Over the last year, in between more pressing life things, I have been talking to established climbing researchers and perusing Jurgalski’s website and have been fascinated by the system he and others have developed using peak photos. Through some painstaking work, they have collected quality views from and of the summit, and labeled all of the notable features with letters, A, B, C, and so forth. The photos submitted as evidence of a climb can then be compared to these points. For example, if the rock covered in snow forming a knob, feature E is always in line with peak D in the distance with a certain amount of visibility from the lower peak in front of it, from a southwest camera angle, then you can clearly see where on the climber stood on the summit.
Of course, with so many instances of climbers reaching the top but not actually arriving on the summit, Jurgalski and others have suggested in 2019, for a point of discussion, introducing summit Tolerance Zones. This is essential for the work on 8000ers.com where counting climbers, by name and date, who reached the summit. When it was assumed everyone was reaching the true tippy top, tallying summiters was simple. The photographic evidence has shown the treatment of summits as a, well, slippery slope.
I believe the summit is the summit. We should be reaching the top, even if there is only room for one person at a time. I’ve done that on much less significant peaks. However, I would hate to have my “expedition” scrutinized like this. I like the self-reporting of the Alpine Journals everywhere, but while the Elizabeth Hawley-like verification prevents more Frederick Cooks, I just want to climb, I don’t want to write a book about how I was first. Of course, too many are speaking to corporate circles and giving Ted Talks (supposedly) about their perseverance and vision through their summit of an 8000-meter peak. Fine, go climb and tell. I’m going to find some better peaks that are under the radar and enjoy it for what it is, a summit. And I know there are others, that will find more impressive lines to go up than a summit to verify. Thanks, I hope I’ll stumble on your story.
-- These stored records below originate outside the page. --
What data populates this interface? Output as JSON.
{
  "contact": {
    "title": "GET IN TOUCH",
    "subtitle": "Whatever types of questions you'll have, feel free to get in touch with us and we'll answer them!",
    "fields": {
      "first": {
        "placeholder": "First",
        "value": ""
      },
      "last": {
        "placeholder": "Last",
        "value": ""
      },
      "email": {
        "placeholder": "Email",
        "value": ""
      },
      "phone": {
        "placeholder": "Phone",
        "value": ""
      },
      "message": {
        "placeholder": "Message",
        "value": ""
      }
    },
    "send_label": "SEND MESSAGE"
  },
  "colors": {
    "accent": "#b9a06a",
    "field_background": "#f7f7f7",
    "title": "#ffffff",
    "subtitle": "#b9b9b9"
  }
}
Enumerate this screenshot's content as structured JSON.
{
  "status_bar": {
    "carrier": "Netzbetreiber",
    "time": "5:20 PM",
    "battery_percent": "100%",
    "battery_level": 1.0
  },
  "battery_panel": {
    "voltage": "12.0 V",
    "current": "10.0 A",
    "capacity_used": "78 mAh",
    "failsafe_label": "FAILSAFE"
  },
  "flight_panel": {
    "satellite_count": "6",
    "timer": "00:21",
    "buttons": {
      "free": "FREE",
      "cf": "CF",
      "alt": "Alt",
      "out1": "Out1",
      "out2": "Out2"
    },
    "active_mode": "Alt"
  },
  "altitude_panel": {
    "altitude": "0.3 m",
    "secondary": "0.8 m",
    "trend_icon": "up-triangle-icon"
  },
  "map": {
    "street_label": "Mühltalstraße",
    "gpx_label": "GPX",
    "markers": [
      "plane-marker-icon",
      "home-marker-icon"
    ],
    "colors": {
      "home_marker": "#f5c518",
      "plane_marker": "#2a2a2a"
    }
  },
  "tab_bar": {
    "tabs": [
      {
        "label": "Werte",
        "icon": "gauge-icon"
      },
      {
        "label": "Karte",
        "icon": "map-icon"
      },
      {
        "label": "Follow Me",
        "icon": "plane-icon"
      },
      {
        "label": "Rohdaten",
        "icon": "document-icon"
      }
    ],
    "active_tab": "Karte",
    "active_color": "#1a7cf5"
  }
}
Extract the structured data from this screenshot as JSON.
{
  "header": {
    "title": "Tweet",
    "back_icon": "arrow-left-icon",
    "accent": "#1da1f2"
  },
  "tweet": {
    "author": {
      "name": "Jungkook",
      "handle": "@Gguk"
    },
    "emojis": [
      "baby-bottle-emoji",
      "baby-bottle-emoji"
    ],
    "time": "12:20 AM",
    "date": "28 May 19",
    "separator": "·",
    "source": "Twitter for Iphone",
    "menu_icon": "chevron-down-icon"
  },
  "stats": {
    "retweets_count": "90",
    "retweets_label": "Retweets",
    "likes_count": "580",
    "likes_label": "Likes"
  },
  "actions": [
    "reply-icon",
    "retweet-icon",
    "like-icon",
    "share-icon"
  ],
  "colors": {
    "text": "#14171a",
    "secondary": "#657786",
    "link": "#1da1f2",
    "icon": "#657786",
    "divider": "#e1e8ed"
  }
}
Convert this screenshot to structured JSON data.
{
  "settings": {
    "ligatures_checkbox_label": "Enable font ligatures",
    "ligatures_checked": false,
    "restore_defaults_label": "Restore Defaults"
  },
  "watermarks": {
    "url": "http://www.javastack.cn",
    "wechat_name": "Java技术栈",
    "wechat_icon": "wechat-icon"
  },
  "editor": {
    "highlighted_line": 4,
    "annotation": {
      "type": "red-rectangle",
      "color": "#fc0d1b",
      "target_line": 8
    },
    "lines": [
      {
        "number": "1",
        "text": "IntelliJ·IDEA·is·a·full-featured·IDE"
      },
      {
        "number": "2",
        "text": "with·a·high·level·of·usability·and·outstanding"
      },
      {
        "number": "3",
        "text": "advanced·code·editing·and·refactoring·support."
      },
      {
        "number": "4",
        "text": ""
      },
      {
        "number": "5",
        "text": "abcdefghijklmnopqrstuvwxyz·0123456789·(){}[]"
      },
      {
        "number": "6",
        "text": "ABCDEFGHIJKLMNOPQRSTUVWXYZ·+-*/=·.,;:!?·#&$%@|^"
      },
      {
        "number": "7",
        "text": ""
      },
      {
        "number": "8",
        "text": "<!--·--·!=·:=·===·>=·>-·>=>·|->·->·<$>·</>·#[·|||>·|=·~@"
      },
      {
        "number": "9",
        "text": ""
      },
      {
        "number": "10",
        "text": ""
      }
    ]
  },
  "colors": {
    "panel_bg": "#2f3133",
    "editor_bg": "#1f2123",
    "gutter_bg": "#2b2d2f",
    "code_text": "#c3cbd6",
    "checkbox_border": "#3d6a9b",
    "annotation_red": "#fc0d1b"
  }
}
UPDATE (Nov. 30, 2020): A few days after I posted this essay, the American Alpine Club published an extensive piece by Damien Gildea, Antarctic alpinist and author, about the dilemma of climbers claiming summits they have not stood upon. He goes in depth into the discovery and the challenge it presents to archival accomplishments as well as what we do going forward.